Such dollar amounts sound large. But that’s half a percent of a trillion dollar stimulus bill for something essential, noted Craig Aaron, Free Press co-CEO.

“Policymakers are actually talking about the need for policy to help journalists more than ever before, certainly more than at any time in the last 10 years and probably ever,” he said.

Several hundred House members have signed various letters of support, Aaron said, and a letter urging Senate leadership to extend stimulus support to local newspapers was signed by 19 senators.

“Local news plays an indispensable role in American civic life as a trusted source for critical information, a watchdog for government and corporate accountability, and a building block of social cohesion,” said the Senate letter, led by Sen. Richard Blumenthal of Connecticut. “Thousands of communities across the country turn to local news for information on governance, elections, education, health and numerous issues specific to their cities, towns and neighborhoods.”

The pandemic is highlighting the importance of local newspapers and financial problems accelerating their demise.
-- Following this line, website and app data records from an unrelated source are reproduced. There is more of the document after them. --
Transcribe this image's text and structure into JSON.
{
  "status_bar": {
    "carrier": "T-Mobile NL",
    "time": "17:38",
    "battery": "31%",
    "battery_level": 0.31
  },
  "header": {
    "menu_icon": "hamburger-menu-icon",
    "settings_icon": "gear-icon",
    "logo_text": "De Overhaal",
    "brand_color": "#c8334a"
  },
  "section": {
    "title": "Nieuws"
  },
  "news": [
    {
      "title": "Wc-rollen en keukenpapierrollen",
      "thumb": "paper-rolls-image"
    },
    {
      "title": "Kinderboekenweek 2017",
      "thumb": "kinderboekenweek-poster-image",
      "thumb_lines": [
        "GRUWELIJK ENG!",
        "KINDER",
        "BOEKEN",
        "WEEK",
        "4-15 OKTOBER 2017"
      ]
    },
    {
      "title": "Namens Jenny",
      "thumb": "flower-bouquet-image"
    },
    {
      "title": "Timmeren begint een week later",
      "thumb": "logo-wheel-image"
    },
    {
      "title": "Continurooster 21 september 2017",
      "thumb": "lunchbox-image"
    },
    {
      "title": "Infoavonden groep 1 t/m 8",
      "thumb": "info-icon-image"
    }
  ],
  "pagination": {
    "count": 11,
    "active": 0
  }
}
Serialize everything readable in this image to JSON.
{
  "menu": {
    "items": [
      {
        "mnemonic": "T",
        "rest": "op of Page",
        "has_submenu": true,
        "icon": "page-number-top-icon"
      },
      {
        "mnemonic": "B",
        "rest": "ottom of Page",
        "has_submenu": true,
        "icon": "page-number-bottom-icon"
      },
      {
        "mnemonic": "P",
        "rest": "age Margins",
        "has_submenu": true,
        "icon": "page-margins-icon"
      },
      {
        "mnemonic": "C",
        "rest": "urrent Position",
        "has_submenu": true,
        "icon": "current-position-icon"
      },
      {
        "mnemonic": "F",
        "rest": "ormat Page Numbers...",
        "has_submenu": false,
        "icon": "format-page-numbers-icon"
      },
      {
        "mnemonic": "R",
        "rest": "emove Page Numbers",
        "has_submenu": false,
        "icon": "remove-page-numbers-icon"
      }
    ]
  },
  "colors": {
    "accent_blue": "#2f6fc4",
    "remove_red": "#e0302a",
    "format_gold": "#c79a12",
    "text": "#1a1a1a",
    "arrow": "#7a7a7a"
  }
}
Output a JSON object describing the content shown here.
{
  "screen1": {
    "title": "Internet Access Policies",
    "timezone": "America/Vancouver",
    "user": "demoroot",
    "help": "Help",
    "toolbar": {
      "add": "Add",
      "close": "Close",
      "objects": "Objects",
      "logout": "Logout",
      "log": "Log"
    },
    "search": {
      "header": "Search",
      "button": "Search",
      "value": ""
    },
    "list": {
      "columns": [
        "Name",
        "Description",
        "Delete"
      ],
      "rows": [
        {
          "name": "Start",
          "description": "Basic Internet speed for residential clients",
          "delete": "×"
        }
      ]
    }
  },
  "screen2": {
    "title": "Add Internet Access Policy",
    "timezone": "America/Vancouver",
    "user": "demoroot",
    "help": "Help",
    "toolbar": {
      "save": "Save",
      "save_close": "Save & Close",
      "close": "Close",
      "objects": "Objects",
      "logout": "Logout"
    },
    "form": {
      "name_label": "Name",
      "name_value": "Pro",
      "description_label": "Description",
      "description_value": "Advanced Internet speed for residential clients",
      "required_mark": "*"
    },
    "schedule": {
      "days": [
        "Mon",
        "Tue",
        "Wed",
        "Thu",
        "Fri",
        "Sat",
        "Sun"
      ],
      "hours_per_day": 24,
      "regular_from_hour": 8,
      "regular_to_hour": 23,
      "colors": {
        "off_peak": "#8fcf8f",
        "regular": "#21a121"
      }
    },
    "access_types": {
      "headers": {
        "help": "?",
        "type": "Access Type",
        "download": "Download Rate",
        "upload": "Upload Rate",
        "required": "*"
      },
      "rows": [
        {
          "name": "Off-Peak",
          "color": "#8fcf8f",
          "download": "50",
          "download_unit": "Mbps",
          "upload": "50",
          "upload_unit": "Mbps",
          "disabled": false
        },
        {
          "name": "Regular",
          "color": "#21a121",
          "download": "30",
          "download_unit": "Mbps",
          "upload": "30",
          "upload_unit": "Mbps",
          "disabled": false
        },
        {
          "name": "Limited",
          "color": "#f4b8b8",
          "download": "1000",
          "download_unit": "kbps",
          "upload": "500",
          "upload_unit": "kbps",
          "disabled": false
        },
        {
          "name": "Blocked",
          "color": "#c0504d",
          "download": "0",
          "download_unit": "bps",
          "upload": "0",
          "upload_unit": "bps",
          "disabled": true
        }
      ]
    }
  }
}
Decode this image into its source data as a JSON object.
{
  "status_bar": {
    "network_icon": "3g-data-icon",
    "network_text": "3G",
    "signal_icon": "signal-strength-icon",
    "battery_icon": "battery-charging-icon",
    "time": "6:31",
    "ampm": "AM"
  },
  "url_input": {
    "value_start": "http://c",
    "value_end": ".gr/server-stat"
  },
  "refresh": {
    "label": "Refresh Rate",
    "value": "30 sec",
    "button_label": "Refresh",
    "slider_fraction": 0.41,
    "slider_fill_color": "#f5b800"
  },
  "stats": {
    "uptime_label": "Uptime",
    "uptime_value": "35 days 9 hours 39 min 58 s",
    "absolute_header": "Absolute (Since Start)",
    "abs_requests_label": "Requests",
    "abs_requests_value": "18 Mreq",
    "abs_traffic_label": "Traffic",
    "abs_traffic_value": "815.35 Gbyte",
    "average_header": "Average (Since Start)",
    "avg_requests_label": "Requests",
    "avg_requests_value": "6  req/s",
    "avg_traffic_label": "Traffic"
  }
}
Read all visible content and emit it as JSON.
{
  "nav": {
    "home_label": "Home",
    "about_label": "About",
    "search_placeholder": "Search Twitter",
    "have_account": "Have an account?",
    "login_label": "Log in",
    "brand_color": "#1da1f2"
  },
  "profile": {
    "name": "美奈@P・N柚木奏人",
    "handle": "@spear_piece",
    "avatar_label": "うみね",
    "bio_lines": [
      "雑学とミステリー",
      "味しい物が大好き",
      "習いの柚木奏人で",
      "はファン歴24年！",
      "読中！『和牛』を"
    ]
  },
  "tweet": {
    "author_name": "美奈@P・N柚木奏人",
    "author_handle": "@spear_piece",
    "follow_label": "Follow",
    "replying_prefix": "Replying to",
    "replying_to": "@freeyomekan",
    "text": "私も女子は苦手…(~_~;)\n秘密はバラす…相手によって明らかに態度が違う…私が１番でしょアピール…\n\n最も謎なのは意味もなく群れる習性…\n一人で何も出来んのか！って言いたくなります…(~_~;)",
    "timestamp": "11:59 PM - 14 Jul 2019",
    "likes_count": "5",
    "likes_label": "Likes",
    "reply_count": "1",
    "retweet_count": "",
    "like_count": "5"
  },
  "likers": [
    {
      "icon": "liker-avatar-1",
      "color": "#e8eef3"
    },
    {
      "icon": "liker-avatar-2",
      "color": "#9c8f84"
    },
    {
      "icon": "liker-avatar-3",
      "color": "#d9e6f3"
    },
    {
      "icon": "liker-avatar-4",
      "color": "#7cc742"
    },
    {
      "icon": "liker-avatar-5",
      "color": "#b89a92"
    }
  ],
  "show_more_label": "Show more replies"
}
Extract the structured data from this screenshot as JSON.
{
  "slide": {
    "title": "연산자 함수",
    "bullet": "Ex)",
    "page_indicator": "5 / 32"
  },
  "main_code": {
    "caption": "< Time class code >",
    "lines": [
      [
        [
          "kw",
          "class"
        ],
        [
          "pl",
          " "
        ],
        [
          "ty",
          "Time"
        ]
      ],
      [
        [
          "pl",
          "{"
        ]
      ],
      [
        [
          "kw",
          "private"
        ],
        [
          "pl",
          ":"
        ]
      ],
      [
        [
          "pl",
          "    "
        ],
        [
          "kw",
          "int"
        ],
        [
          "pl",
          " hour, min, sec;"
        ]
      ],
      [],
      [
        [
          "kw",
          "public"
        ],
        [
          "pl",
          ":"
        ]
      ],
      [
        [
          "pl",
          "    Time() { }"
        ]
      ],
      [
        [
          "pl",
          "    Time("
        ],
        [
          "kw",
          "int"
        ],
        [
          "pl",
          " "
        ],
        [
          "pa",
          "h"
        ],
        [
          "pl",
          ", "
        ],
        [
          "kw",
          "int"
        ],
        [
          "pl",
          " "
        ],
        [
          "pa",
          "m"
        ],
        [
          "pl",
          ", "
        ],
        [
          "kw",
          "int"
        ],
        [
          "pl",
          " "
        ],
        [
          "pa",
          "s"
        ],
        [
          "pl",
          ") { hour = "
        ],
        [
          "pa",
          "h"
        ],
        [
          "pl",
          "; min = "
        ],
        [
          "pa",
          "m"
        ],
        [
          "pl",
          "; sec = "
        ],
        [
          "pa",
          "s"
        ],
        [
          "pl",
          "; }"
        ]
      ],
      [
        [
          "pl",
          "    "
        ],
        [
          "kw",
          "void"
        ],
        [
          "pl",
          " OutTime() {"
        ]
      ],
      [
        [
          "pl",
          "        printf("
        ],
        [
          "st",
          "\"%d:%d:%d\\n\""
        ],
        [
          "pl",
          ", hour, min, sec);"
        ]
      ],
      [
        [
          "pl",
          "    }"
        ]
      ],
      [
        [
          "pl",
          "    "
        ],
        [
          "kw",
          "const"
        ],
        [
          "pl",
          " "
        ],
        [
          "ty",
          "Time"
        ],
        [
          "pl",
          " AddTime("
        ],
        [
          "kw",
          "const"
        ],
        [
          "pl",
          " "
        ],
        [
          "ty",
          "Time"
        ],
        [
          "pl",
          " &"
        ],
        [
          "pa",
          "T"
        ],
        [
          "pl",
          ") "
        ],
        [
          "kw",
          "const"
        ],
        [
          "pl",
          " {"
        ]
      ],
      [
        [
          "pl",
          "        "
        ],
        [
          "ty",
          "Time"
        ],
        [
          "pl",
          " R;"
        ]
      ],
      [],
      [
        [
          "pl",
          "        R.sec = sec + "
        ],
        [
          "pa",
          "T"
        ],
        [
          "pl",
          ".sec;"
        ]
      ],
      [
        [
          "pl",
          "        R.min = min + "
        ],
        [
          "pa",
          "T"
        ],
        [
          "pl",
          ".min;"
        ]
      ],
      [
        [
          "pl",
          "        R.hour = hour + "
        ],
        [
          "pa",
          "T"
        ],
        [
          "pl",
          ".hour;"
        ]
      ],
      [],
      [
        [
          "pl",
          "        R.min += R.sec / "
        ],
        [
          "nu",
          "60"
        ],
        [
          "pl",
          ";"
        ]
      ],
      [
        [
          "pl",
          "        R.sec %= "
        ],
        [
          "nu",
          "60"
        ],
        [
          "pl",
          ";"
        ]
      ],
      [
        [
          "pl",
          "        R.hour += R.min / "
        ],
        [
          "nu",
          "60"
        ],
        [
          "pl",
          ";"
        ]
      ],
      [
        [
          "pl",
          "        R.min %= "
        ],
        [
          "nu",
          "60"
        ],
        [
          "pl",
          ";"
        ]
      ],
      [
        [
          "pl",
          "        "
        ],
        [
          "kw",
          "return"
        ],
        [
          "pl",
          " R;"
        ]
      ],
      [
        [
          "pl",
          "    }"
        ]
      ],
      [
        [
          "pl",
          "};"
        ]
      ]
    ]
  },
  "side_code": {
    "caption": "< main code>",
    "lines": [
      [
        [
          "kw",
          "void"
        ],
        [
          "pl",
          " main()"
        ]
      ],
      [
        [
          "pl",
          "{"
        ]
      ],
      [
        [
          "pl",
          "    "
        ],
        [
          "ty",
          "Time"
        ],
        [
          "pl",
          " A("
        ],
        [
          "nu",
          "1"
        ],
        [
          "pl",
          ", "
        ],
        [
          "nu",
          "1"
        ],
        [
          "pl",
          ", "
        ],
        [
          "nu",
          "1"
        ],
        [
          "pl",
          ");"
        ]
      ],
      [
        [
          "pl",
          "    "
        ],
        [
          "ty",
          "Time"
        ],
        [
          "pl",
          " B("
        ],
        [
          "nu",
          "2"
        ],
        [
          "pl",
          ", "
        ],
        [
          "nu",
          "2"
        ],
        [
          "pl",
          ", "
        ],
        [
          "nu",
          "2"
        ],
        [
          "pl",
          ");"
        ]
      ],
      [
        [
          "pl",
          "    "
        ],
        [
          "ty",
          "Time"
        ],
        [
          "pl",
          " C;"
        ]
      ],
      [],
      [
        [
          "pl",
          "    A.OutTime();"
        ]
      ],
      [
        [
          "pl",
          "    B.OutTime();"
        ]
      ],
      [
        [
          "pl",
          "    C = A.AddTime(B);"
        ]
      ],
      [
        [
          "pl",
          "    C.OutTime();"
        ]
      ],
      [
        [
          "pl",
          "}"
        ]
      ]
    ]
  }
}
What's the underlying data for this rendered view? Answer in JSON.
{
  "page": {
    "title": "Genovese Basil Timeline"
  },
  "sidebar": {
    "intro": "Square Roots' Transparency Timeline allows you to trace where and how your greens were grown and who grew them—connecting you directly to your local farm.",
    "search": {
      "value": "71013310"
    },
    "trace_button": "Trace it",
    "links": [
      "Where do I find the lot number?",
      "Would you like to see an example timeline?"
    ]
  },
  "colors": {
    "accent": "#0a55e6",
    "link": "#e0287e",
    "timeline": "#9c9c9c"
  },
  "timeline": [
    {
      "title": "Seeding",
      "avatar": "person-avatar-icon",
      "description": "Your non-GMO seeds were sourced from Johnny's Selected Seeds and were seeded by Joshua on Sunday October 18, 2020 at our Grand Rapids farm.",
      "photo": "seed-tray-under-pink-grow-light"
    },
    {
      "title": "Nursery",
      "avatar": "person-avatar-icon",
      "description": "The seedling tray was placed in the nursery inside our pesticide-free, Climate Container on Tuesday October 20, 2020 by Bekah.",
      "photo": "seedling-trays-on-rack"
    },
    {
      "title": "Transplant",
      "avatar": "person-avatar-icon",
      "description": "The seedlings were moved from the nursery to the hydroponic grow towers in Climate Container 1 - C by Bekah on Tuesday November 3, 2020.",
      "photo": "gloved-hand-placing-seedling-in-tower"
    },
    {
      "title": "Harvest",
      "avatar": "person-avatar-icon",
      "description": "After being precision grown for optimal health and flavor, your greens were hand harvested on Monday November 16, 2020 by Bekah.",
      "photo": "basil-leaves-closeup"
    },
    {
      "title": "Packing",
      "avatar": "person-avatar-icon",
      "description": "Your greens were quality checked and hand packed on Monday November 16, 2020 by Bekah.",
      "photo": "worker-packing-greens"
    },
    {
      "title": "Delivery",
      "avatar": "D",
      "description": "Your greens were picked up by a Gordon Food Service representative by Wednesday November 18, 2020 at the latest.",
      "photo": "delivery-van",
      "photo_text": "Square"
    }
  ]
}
Bipartisan efforts to find solutions are much appreciated and should have long-term benefits for all Americans.

— From The Seattle Times editorial board.